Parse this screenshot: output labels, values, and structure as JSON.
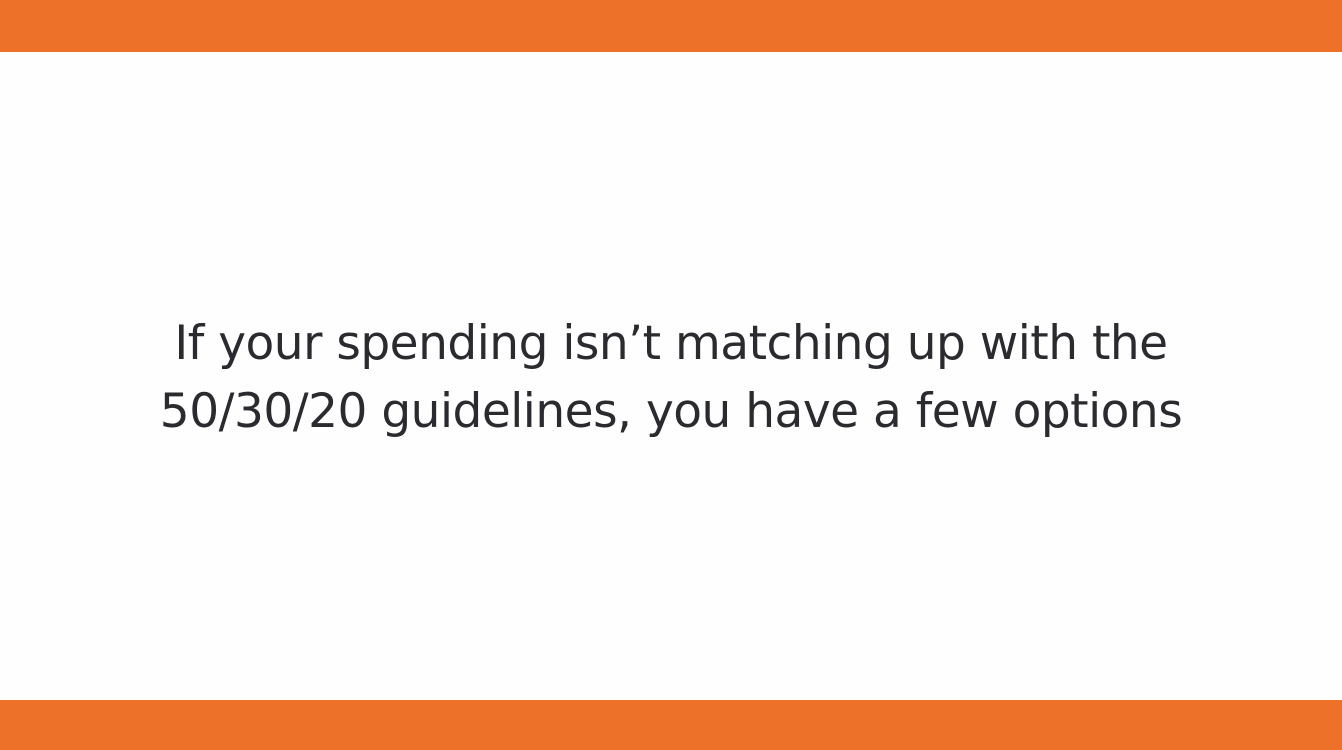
{
  "theme": {
    "accent_color": "#ee712a",
    "background_color": "#fefefe",
    "text_color": "#2b2a2f"
  },
  "slide": {
    "lines": [
      "If your spending isn’t matching up with the",
      "50/30/20 guidelines, you have a few options"
    ]
  }
}
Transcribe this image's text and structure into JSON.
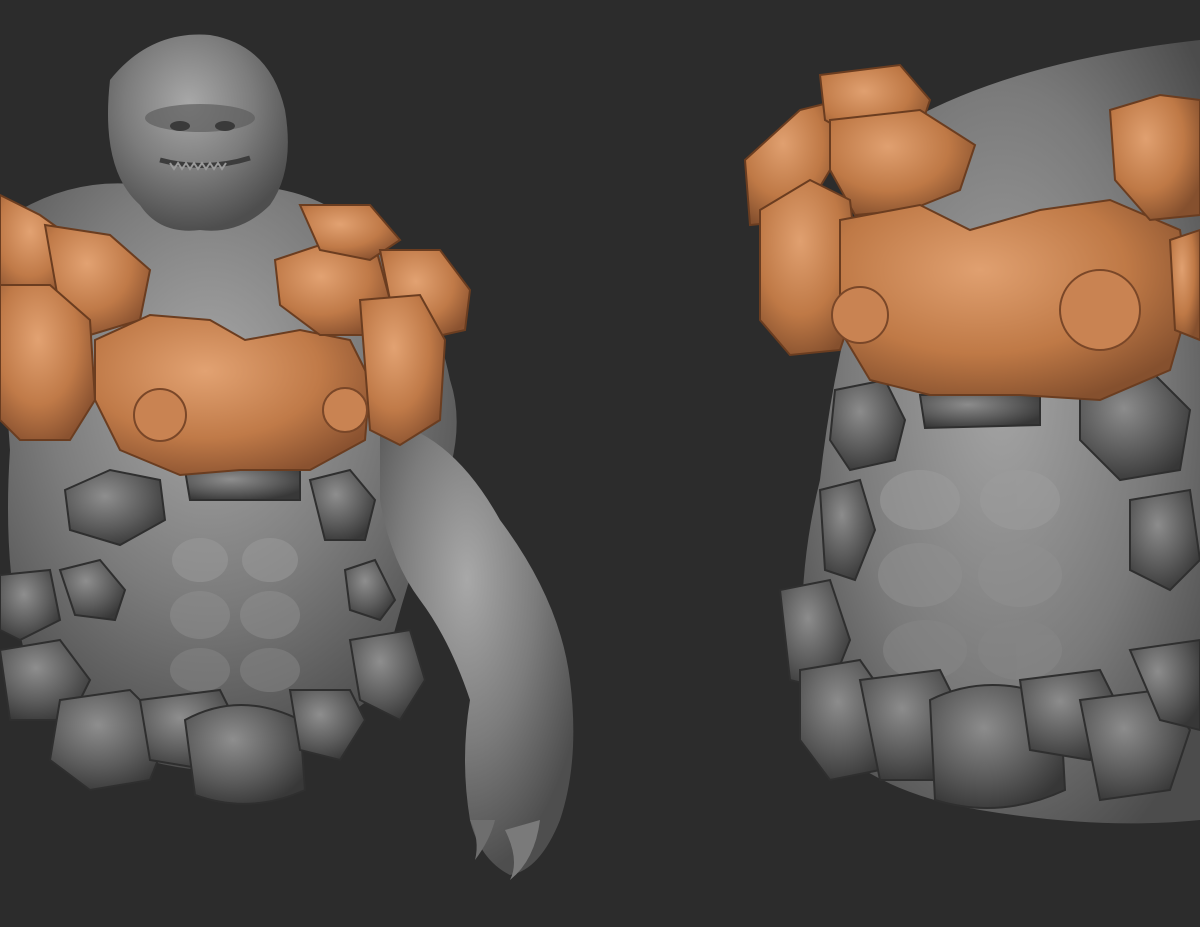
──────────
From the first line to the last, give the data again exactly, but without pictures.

Parse this screenshot: output labels, values, and structure as JSON.
{
  "theme": {
    "accent_color": "#ee712a",
    "background_color": "#fefefe",
    "text_color": "#2b2a2f"
  },
  "slide": {
    "lines": [
      "If your spending isn’t matching up with the",
      "50/30/20 guidelines, you have a few options"
    ]
  }
}
Transcribe this image's text and structure into JSON.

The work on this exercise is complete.